Speaking at Beef + Lamb New Zealand’s beef-focused field days in Canterbury, AbacusBio consultant Jason Archer defined eating quality as tenderness, juiciness and flavour and says much of what farmers do on-farm can influence all of these factors.
Tuesday, 23 May 2017

New Zealand’s red meat producers have a great story to tell and eating quality needs to underpin the marketing rhetoric.

Age, long-term stress, marbling, fat depth and colour are all influenced by an interdependent combination of genetics, feeding and management – all of which are controlled by management decisions and practices.

“In essence, breed them well, feed them well and handle them well and you will get good eating quality.”

He stressed that all breeds were capable of producing tender, juicy, flavoursome meat, it is a matter of managing those animals to ensure they do.

The pH of the meat influences eating quality and how animals are managed in the six weeks prior to slaughter will impact on pH levels. 

Lactic acid is produced by muscles in response to stress, so management needs to be focused on minimising stressing and maximising glycogen levels in the muscles.

This includes not walking animals’ long distances, not mixing mobs within a month of slaughter and removing animals with a poor temperament.  Archer says stock need to be handled quietly and this means minimising the use of dogs – particularly Huntaways. 

Electric prodders should not be used when loading animals as studies have shown these will impact negatively on meat quality.

“If you are having problems loading animals invest in a good loading-out facility.”

Tenderness

“Grow them fast and kill them young."

The younger the animal the more tender the meat. Older animals have more connective tissue in their muscles which makes their meat tougher, so fast-finishing makes for more tender beef. 

Archer says beef animals need to be growing every day and this means managing them to avoid feed pinches or pregnancy. While once-bred heifers are efficient in a beef system, pregnancy does effect meat quality. 

When it comes to selling, Archer says animals should be drafted on their fat cover and not on weight.

“A lot of animals are killed that have not been finished properly and don’t have enough fat cover.”

This can happen when farmers run out of feed or they want to make room for other enterprises. When carcases don’t have enough fat cover “cold shortening” can occur. This is when the muscle cools and contracts too quickly after slaughter and the meat then becomes tough.

Physiologically, heifers age faster than steers and ossification- when the cartilage in the spine turns to bone – begins at a younger age. Heifers therefore need to be finished earlier than steers.

Genetics

Marbling is a function of genetics, nutrition and carcase weight and all of these factors need to be in place to allow animals to express their marbling potential.

When selecting genetics, the Estimated Breeding Value (EBV) for Intramuscular Fat needs to be taken into account along with EBVs for 600-day weight or carcase weight and rib and rump fat.
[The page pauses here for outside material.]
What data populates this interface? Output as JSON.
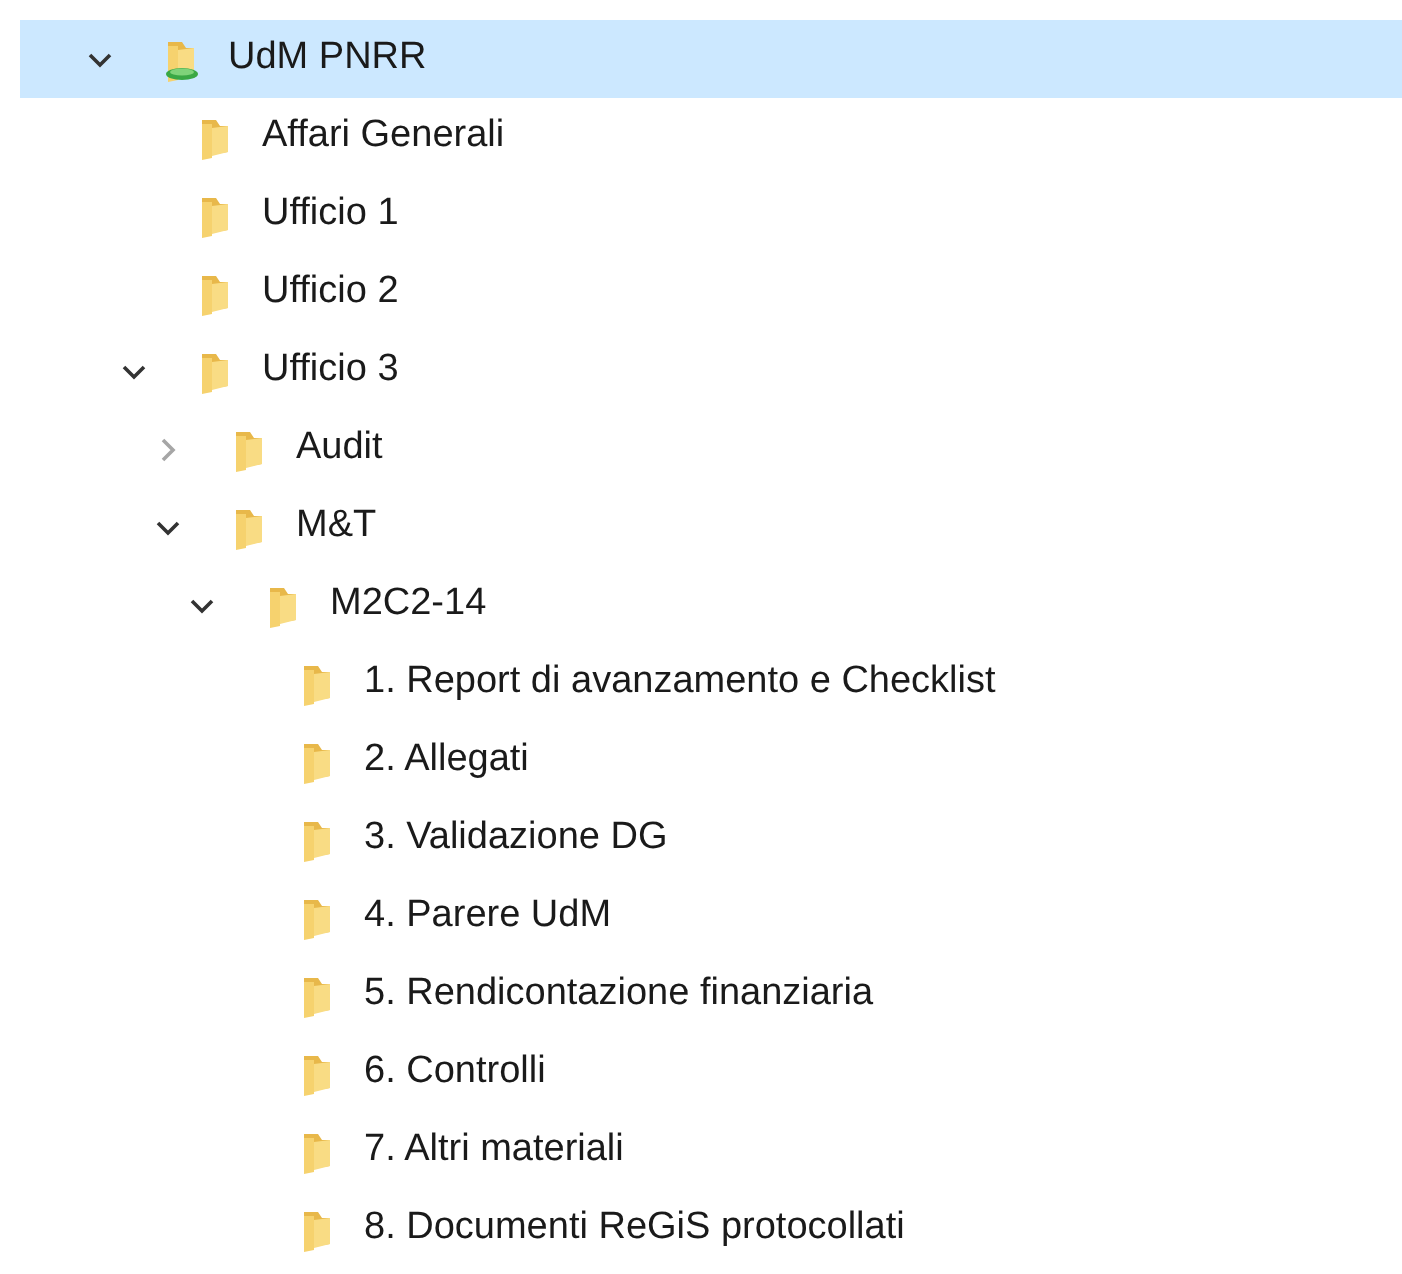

These need to be balanced with other traits such as mature cow weight.

Temperament is another factor that needs to be taken into account when selecting genetics as this impacts on meat eating quality.  
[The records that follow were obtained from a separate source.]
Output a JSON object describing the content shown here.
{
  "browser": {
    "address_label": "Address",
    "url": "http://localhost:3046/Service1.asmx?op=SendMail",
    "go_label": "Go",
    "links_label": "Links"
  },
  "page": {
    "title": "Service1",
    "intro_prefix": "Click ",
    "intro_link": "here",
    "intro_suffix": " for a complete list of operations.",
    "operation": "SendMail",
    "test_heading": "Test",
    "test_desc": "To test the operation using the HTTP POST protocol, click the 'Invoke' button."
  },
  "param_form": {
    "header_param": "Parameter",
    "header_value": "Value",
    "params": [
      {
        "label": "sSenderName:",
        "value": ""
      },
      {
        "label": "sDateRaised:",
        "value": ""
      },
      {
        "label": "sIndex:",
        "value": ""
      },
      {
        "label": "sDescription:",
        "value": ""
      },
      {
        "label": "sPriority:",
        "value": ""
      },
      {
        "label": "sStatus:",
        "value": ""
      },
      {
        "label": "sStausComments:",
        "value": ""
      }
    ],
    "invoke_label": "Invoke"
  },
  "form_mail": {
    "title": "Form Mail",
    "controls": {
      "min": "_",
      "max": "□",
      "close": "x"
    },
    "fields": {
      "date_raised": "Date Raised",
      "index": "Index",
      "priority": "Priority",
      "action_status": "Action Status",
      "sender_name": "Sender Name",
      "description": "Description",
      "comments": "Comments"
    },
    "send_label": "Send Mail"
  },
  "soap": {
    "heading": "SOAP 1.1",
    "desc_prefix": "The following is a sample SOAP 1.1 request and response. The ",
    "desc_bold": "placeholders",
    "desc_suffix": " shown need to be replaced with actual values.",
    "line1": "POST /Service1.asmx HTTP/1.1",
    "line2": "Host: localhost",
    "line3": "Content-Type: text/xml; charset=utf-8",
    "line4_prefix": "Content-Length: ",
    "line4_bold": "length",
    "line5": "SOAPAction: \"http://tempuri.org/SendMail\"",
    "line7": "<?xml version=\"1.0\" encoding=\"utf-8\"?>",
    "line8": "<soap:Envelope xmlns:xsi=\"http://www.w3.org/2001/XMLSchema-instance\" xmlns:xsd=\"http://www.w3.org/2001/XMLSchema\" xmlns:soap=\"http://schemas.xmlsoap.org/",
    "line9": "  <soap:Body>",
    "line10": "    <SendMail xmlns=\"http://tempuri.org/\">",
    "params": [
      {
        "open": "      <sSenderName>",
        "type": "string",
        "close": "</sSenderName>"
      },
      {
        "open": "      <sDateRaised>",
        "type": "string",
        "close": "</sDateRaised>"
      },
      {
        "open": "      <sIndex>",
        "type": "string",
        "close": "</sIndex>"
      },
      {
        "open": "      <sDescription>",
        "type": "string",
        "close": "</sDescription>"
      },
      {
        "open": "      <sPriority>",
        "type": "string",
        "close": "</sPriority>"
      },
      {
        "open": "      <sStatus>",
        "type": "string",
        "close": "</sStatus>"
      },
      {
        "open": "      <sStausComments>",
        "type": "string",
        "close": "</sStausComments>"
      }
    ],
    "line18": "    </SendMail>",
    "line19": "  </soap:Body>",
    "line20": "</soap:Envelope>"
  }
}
Archer suggests commercial breeders ask their bull breeders about their culling policy around temperament- but also look at their own culling policy. 
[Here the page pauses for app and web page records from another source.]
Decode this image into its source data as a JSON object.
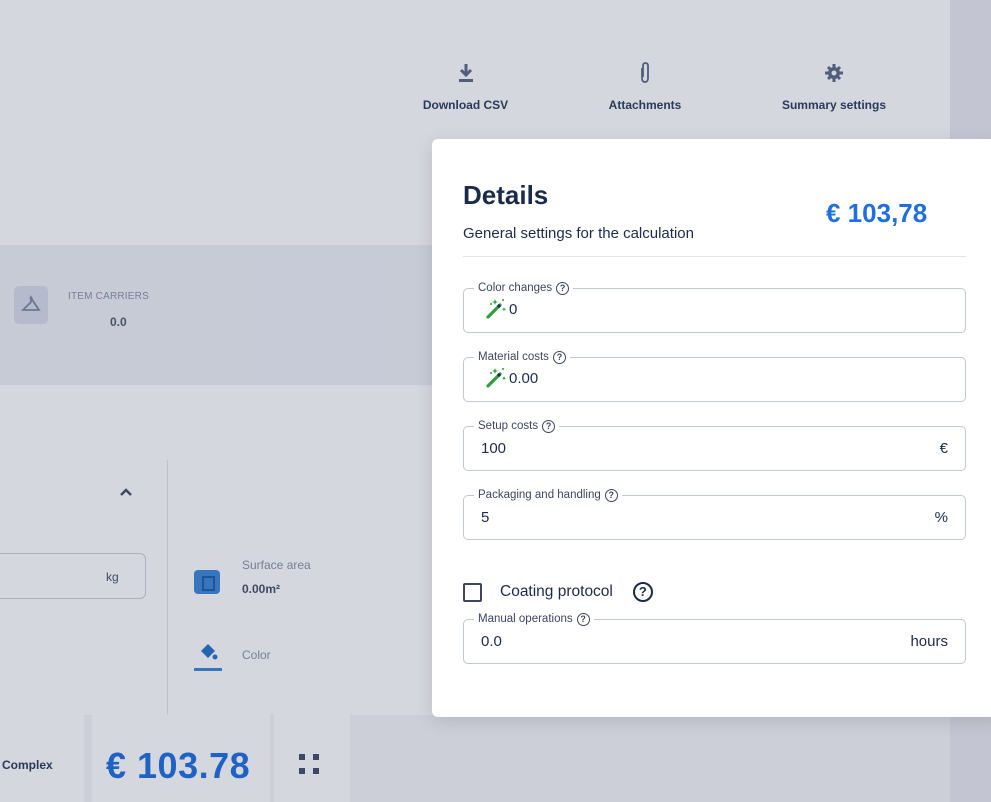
{
  "toolbar": {
    "download_label": "Download CSV",
    "attachments_label": "Attachments",
    "summary_label": "Summary settings"
  },
  "stats": {
    "item_carriers_label": "ITEM CARRIERS",
    "item_carriers_value": "0.0"
  },
  "properties": {
    "weight_unit": "kg",
    "surface_area_label": "Surface area",
    "surface_area_value": "0.00m²",
    "color_label": "Color"
  },
  "footer": {
    "complexity_label": "Complex",
    "total_price": "€ 103.78"
  },
  "details": {
    "title": "Details",
    "subtitle": "General settings for the calculation",
    "price": "€ 103,78",
    "fields": [
      {
        "label": "Color changes",
        "value": "0",
        "unit": "",
        "auto": true
      },
      {
        "label": "Material costs",
        "value": "0.00",
        "unit": "",
        "auto": true
      },
      {
        "label": "Setup costs",
        "value": "100",
        "unit": "€",
        "auto": false
      },
      {
        "label": "Packaging and handling",
        "value": "5",
        "unit": "%",
        "auto": false
      },
      {
        "label": "Manual operations",
        "value": "0.0",
        "unit": "hours",
        "auto": false
      }
    ],
    "coating_protocol_label": "Coating protocol",
    "coating_protocol_checked": false
  },
  "colors": {
    "accent": "#1f6fe0",
    "text_dark": "#1b2b4e",
    "wand_green": "#2e9e3a",
    "overlay": "rgba(30,40,80,0.19)"
  },
  "icons": {
    "download": "download-icon",
    "attachments": "paperclip-icon",
    "summary": "gear-icon",
    "item_carriers": "hanger-icon",
    "surface_area": "surface-area-icon",
    "color": "paint-bucket-icon",
    "expand": "expand-icon",
    "auto_value": "magic-wand-icon",
    "help": "help-circle-icon"
  }
}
“Meat quality comes in a number of different genetic packages.”

The importance of getting it right

Archer sees the emergence of synthetic or plant-based meats such as the “Impossible Burger” as a real threat to the red meat industry.

The marketing of these products plays on consumers’ concerns around environmental degradation, animal welfare, health and food safety.  While NZ is in a good position to counter these arguments, a good eating experience needs to underpin the grass-fed, ethically produced red meat story.